Google has sacked 48 people including 13 senior managers over sexual misconducts claim since 2016.
In a letter to employees , chief executive Sundar Pichai said the tech giant was taking a “hard line” on inappropriate conduct.
The letter was in response to a New York Times report that Android creator Andy Rubin received a $90m exit package despite facing misconduct allegations.
A spokesman for Mr Rubin denied the allegations, the newspaper said.
Sam Singer said Mr Rubin decided to leave Google in 2014 to launch a venture capital firm and technology incubator called Playground.
He was given what the paper described as a “hero’s farewell” when he departed.
Mr Pichai’s letter said the New York Times story was “difficult to read” and that Google was “dead serious” about providing a “safe and inclusive workplace”.

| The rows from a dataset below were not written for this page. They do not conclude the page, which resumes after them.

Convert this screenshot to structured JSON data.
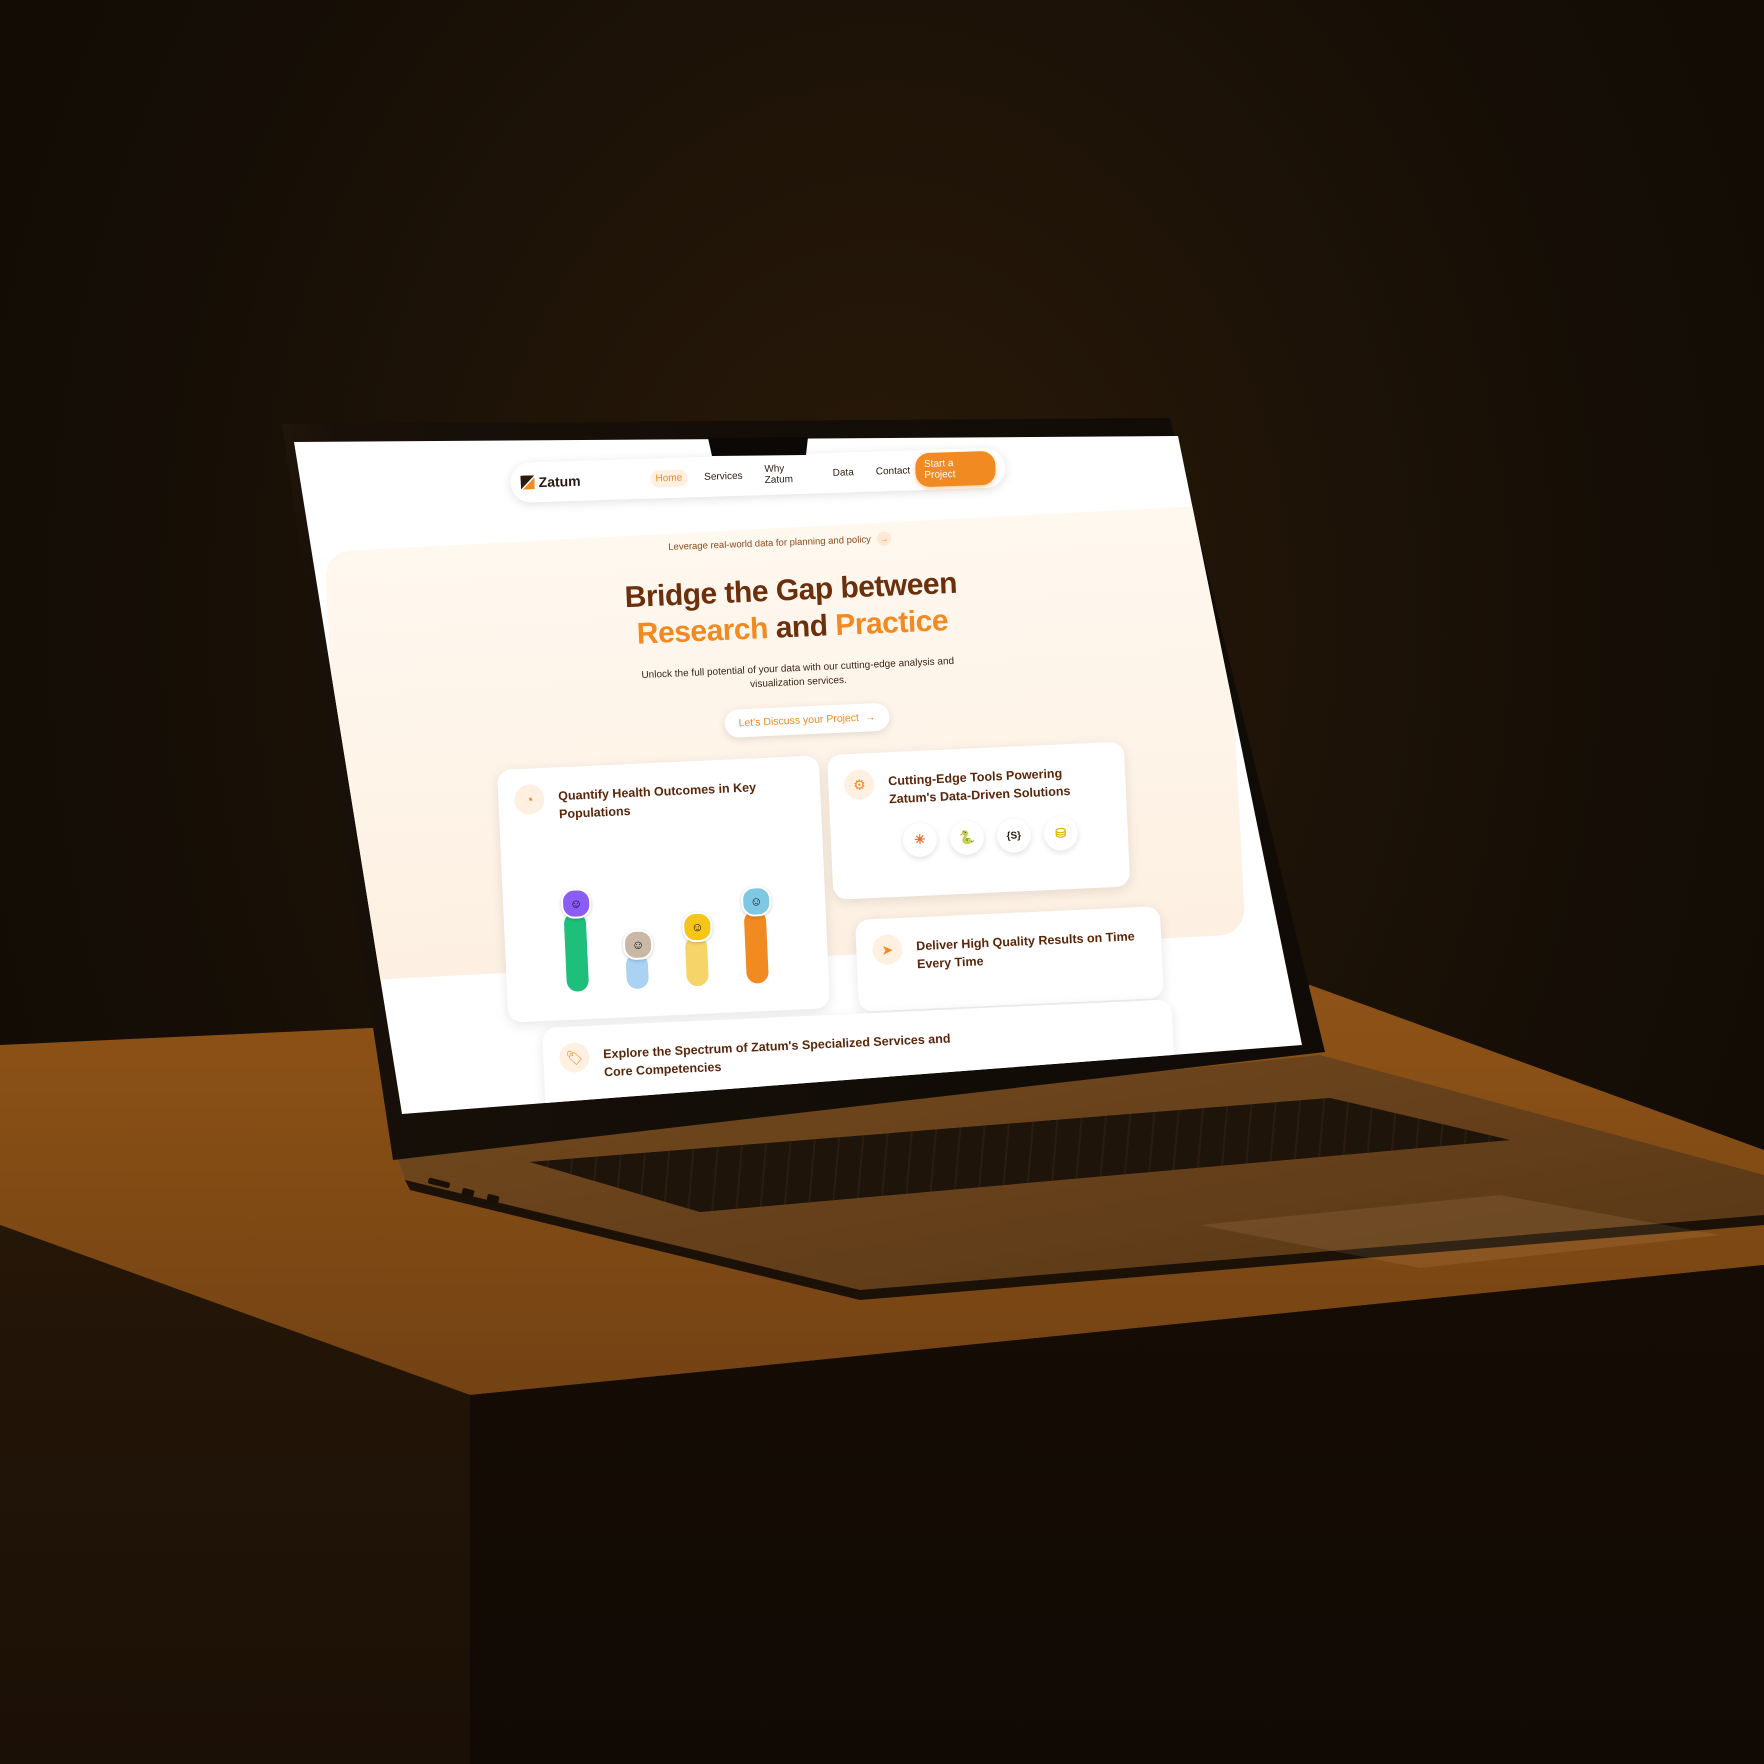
{
  "nav": {
    "logo": "Zatum",
    "links": [
      {
        "label": "Home",
        "active": true
      },
      {
        "label": "Services",
        "active": false
      },
      {
        "label": "Why Zatum",
        "active": false
      },
      {
        "label": "Data",
        "active": false
      },
      {
        "label": "Contact",
        "active": false
      }
    ],
    "cta": "Start a Project"
  },
  "hero": {
    "pill": "Leverage real-world data for planning and policy",
    "pill_arrow": "→",
    "headline_line1": "Bridge the Gap between",
    "headline_word1": "Research",
    "headline_and": "and",
    "headline_word2": "Practice",
    "subtext": "Unlock the full potential of your data with our cutting-edge analysis and visualization services.",
    "button": "Let's Discuss your Project",
    "button_arrow": "→"
  },
  "cards": {
    "health": {
      "title": "Quantify Health Outcomes in Key Populations",
      "icon": "pie-chart-icon",
      "bars": [
        {
          "level": 0.72,
          "color": "#1dbf7a",
          "avatar_bg": "#8b5cf6"
        },
        {
          "level": 0.32,
          "color": "#a9d2f3",
          "avatar_bg": "#c9b8a6"
        },
        {
          "level": 0.45,
          "color": "#f7d46a",
          "avatar_bg": "#f5c518"
        },
        {
          "level": 0.66,
          "color": "#f28a22",
          "avatar_bg": "#7ec8e3"
        }
      ]
    },
    "tools": {
      "title": "Cutting-Edge Tools Powering Zatum's Data-Driven Solutions",
      "icon": "gear-icon",
      "items": [
        {
          "name": "tableau-icon",
          "glyph": "✳"
        },
        {
          "name": "python-icon",
          "glyph": "🐍"
        },
        {
          "name": "sql-icon",
          "glyph": "{S}"
        },
        {
          "name": "database-icon",
          "glyph": "⛁"
        }
      ]
    },
    "results": {
      "title": "Deliver High Quality Results on Time Every Time",
      "icon": "send-icon"
    },
    "services": {
      "title": "Explore the Spectrum of Zatum's Specialized Services and Core Competencies",
      "icon": "tag-icon"
    }
  },
  "colors": {
    "accent": "#f28a22",
    "heading": "#6b2f0c"
  }
}
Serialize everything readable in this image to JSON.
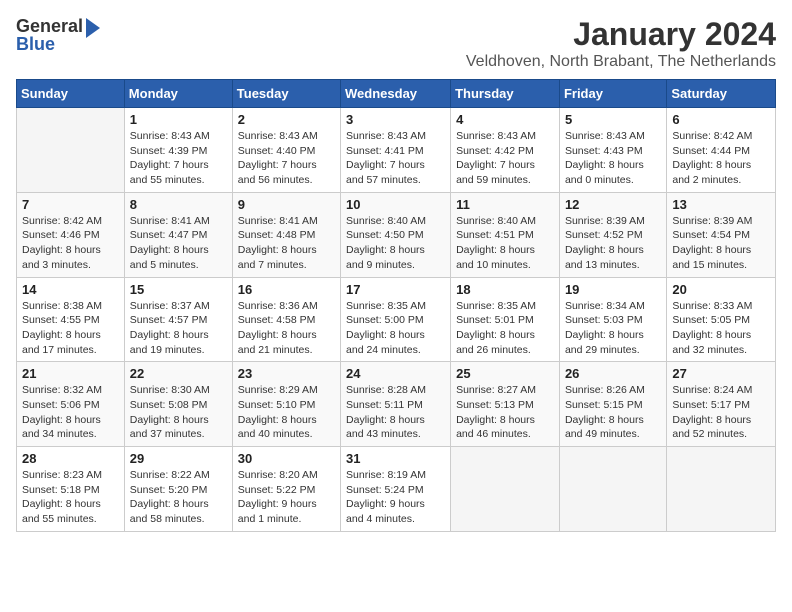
{
  "logo": {
    "general": "General",
    "blue": "Blue"
  },
  "header": {
    "month": "January 2024",
    "location": "Veldhoven, North Brabant, The Netherlands"
  },
  "weekdays": [
    "Sunday",
    "Monday",
    "Tuesday",
    "Wednesday",
    "Thursday",
    "Friday",
    "Saturday"
  ],
  "weeks": [
    [
      {
        "day": null
      },
      {
        "day": "1",
        "sunrise": "Sunrise: 8:43 AM",
        "sunset": "Sunset: 4:39 PM",
        "daylight": "Daylight: 7 hours",
        "daylight2": "and 55 minutes."
      },
      {
        "day": "2",
        "sunrise": "Sunrise: 8:43 AM",
        "sunset": "Sunset: 4:40 PM",
        "daylight": "Daylight: 7 hours",
        "daylight2": "and 56 minutes."
      },
      {
        "day": "3",
        "sunrise": "Sunrise: 8:43 AM",
        "sunset": "Sunset: 4:41 PM",
        "daylight": "Daylight: 7 hours",
        "daylight2": "and 57 minutes."
      },
      {
        "day": "4",
        "sunrise": "Sunrise: 8:43 AM",
        "sunset": "Sunset: 4:42 PM",
        "daylight": "Daylight: 7 hours",
        "daylight2": "and 59 minutes."
      },
      {
        "day": "5",
        "sunrise": "Sunrise: 8:43 AM",
        "sunset": "Sunset: 4:43 PM",
        "daylight": "Daylight: 8 hours",
        "daylight2": "and 0 minutes."
      },
      {
        "day": "6",
        "sunrise": "Sunrise: 8:42 AM",
        "sunset": "Sunset: 4:44 PM",
        "daylight": "Daylight: 8 hours",
        "daylight2": "and 2 minutes."
      }
    ],
    [
      {
        "day": "7",
        "sunrise": "Sunrise: 8:42 AM",
        "sunset": "Sunset: 4:46 PM",
        "daylight": "Daylight: 8 hours",
        "daylight2": "and 3 minutes."
      },
      {
        "day": "8",
        "sunrise": "Sunrise: 8:41 AM",
        "sunset": "Sunset: 4:47 PM",
        "daylight": "Daylight: 8 hours",
        "daylight2": "and 5 minutes."
      },
      {
        "day": "9",
        "sunrise": "Sunrise: 8:41 AM",
        "sunset": "Sunset: 4:48 PM",
        "daylight": "Daylight: 8 hours",
        "daylight2": "and 7 minutes."
      },
      {
        "day": "10",
        "sunrise": "Sunrise: 8:40 AM",
        "sunset": "Sunset: 4:50 PM",
        "daylight": "Daylight: 8 hours",
        "daylight2": "and 9 minutes."
      },
      {
        "day": "11",
        "sunrise": "Sunrise: 8:40 AM",
        "sunset": "Sunset: 4:51 PM",
        "daylight": "Daylight: 8 hours",
        "daylight2": "and 10 minutes."
      },
      {
        "day": "12",
        "sunrise": "Sunrise: 8:39 AM",
        "sunset": "Sunset: 4:52 PM",
        "daylight": "Daylight: 8 hours",
        "daylight2": "and 13 minutes."
      },
      {
        "day": "13",
        "sunrise": "Sunrise: 8:39 AM",
        "sunset": "Sunset: 4:54 PM",
        "daylight": "Daylight: 8 hours",
        "daylight2": "and 15 minutes."
      }
    ],
    [
      {
        "day": "14",
        "sunrise": "Sunrise: 8:38 AM",
        "sunset": "Sunset: 4:55 PM",
        "daylight": "Daylight: 8 hours",
        "daylight2": "and 17 minutes."
      },
      {
        "day": "15",
        "sunrise": "Sunrise: 8:37 AM",
        "sunset": "Sunset: 4:57 PM",
        "daylight": "Daylight: 8 hours",
        "daylight2": "and 19 minutes."
      },
      {
        "day": "16",
        "sunrise": "Sunrise: 8:36 AM",
        "sunset": "Sunset: 4:58 PM",
        "daylight": "Daylight: 8 hours",
        "daylight2": "and 21 minutes."
      },
      {
        "day": "17",
        "sunrise": "Sunrise: 8:35 AM",
        "sunset": "Sunset: 5:00 PM",
        "daylight": "Daylight: 8 hours",
        "daylight2": "and 24 minutes."
      },
      {
        "day": "18",
        "sunrise": "Sunrise: 8:35 AM",
        "sunset": "Sunset: 5:01 PM",
        "daylight": "Daylight: 8 hours",
        "daylight2": "and 26 minutes."
      },
      {
        "day": "19",
        "sunrise": "Sunrise: 8:34 AM",
        "sunset": "Sunset: 5:03 PM",
        "daylight": "Daylight: 8 hours",
        "daylight2": "and 29 minutes."
      },
      {
        "day": "20",
        "sunrise": "Sunrise: 8:33 AM",
        "sunset": "Sunset: 5:05 PM",
        "daylight": "Daylight: 8 hours",
        "daylight2": "and 32 minutes."
      }
    ],
    [
      {
        "day": "21",
        "sunrise": "Sunrise: 8:32 AM",
        "sunset": "Sunset: 5:06 PM",
        "daylight": "Daylight: 8 hours",
        "daylight2": "and 34 minutes."
      },
      {
        "day": "22",
        "sunrise": "Sunrise: 8:30 AM",
        "sunset": "Sunset: 5:08 PM",
        "daylight": "Daylight: 8 hours",
        "daylight2": "and 37 minutes."
      },
      {
        "day": "23",
        "sunrise": "Sunrise: 8:29 AM",
        "sunset": "Sunset: 5:10 PM",
        "daylight": "Daylight: 8 hours",
        "daylight2": "and 40 minutes."
      },
      {
        "day": "24",
        "sunrise": "Sunrise: 8:28 AM",
        "sunset": "Sunset: 5:11 PM",
        "daylight": "Daylight: 8 hours",
        "daylight2": "and 43 minutes."
      },
      {
        "day": "25",
        "sunrise": "Sunrise: 8:27 AM",
        "sunset": "Sunset: 5:13 PM",
        "daylight": "Daylight: 8 hours",
        "daylight2": "and 46 minutes."
      },
      {
        "day": "26",
        "sunrise": "Sunrise: 8:26 AM",
        "sunset": "Sunset: 5:15 PM",
        "daylight": "Daylight: 8 hours",
        "daylight2": "and 49 minutes."
      },
      {
        "day": "27",
        "sunrise": "Sunrise: 8:24 AM",
        "sunset": "Sunset: 5:17 PM",
        "daylight": "Daylight: 8 hours",
        "daylight2": "and 52 minutes."
      }
    ],
    [
      {
        "day": "28",
        "sunrise": "Sunrise: 8:23 AM",
        "sunset": "Sunset: 5:18 PM",
        "daylight": "Daylight: 8 hours",
        "daylight2": "and 55 minutes."
      },
      {
        "day": "29",
        "sunrise": "Sunrise: 8:22 AM",
        "sunset": "Sunset: 5:20 PM",
        "daylight": "Daylight: 8 hours",
        "daylight2": "and 58 minutes."
      },
      {
        "day": "30",
        "sunrise": "Sunrise: 8:20 AM",
        "sunset": "Sunset: 5:22 PM",
        "daylight": "Daylight: 9 hours",
        "daylight2": "and 1 minute."
      },
      {
        "day": "31",
        "sunrise": "Sunrise: 8:19 AM",
        "sunset": "Sunset: 5:24 PM",
        "daylight": "Daylight: 9 hours",
        "daylight2": "and 4 minutes."
      },
      {
        "day": null
      },
      {
        "day": null
      },
      {
        "day": null
      }
    ]
  ]
}
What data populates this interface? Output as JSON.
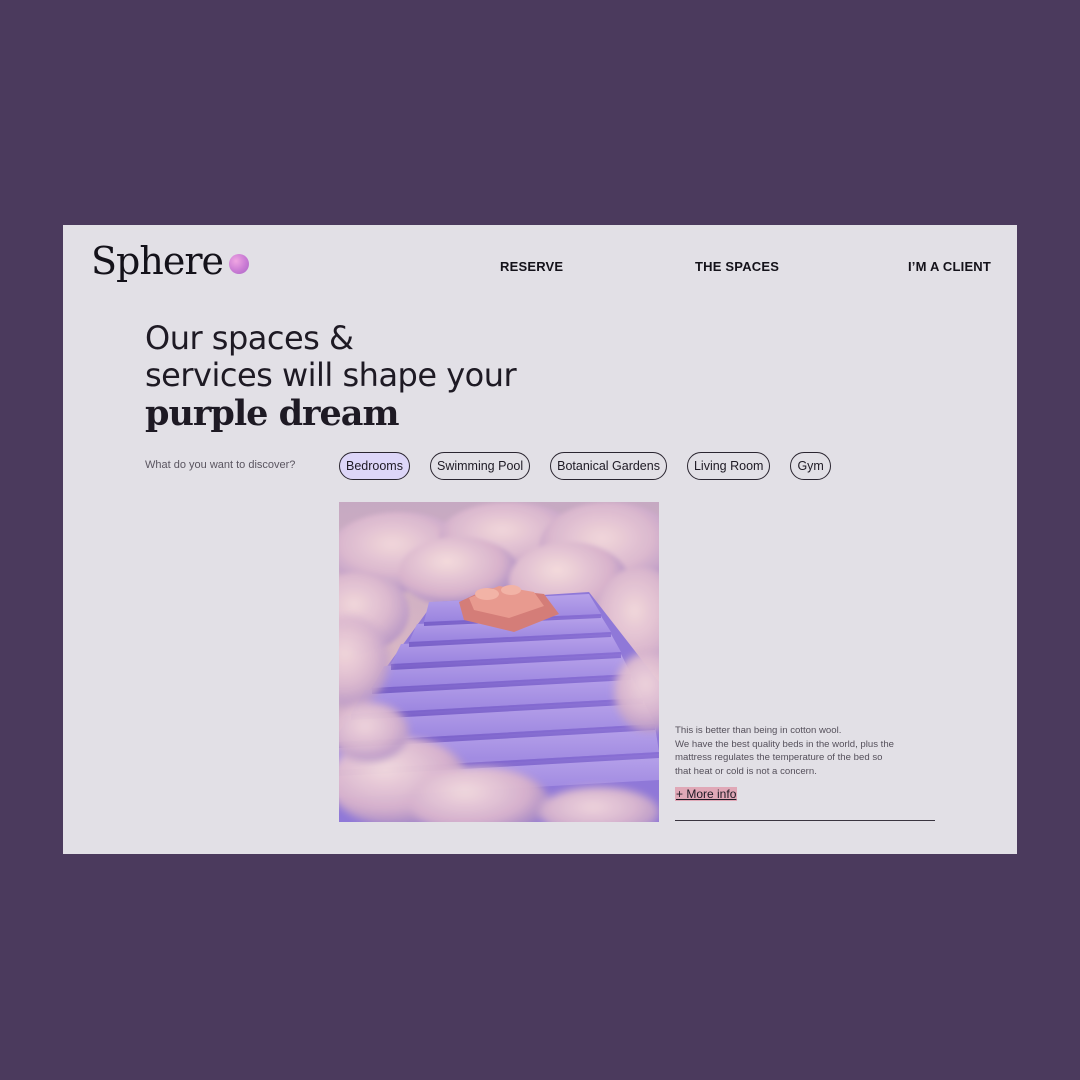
{
  "brand": {
    "name": "Sphere",
    "dot_color": "#c97bd4"
  },
  "nav": {
    "items": [
      {
        "label": "RESERVE"
      },
      {
        "label": "THE SPACES"
      },
      {
        "label": "I’M A CLIENT"
      }
    ]
  },
  "hero": {
    "line1": "Our spaces &",
    "line2": "services will shape your",
    "line3": "purple dream"
  },
  "discover": {
    "label": "What do you want to discover?",
    "selected": "Bedrooms",
    "chips": [
      {
        "label": "Bedrooms",
        "active": true
      },
      {
        "label": "Swimming Pool",
        "active": false
      },
      {
        "label": "Botanical Gardens",
        "active": false
      },
      {
        "label": "Living Room",
        "active": false
      },
      {
        "label": "Gym",
        "active": false
      }
    ]
  },
  "feature": {
    "image_icon": "bed-on-clouds-illustration",
    "description_lines": [
      "This is better than being in cotton wool.",
      "We have the best quality beds in the world, plus the",
      "mattress regulates the temperature of the bed so",
      "that heat or cold is not a concern."
    ],
    "more_info_label": "+ More info"
  },
  "colors": {
    "background": "#4b3a5d",
    "card": "#e2e0e6",
    "active_chip": "#ddd6f8",
    "more_info_highlight": "#e0a8b7"
  }
}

“We want to assure you that we review every single complaint about sexual harassment or inappropriate conduct, we investigate and we take action,” he continued.
None of the employees dismissed in the past two years had received an exit package, Mr Pichai added.
According to the New York Times report, two unnamed Google executives said then-chief executive Larry Page asked Mr Rubin to resign after the company confirmed a complaint by a female employee about a sexual encounter in a hotel room in 2013.
A Google investigation found the woman’s complaint to be credible, the paper reported, but the company has not confirmed this.
Mr Rubin has said he did not engage in misconduct and left Google of his own accord.
The claims will add to the growing chorus denouncing sexist culture in male-dominated Silicon Valley.
Carolina Milanesi, an analyst at Creative Strategies in San Francisco, tweeted : “In a normal world this would mean Rubin is done, but tech has not just been forgiving, some tech sees little wrong with
“I’d like to think Google will clean up its act if anything to avoid having a retention problem with
their female employees.”
Shares in Alphabet, which owns Google, fell more than 3% in New York after it reported revenues of $33.7bn (£26.3bn) for the three months to September – slightly less than analysts had expected.
However, net profit soared $2.5bn to $9.2bn – far higher than expected.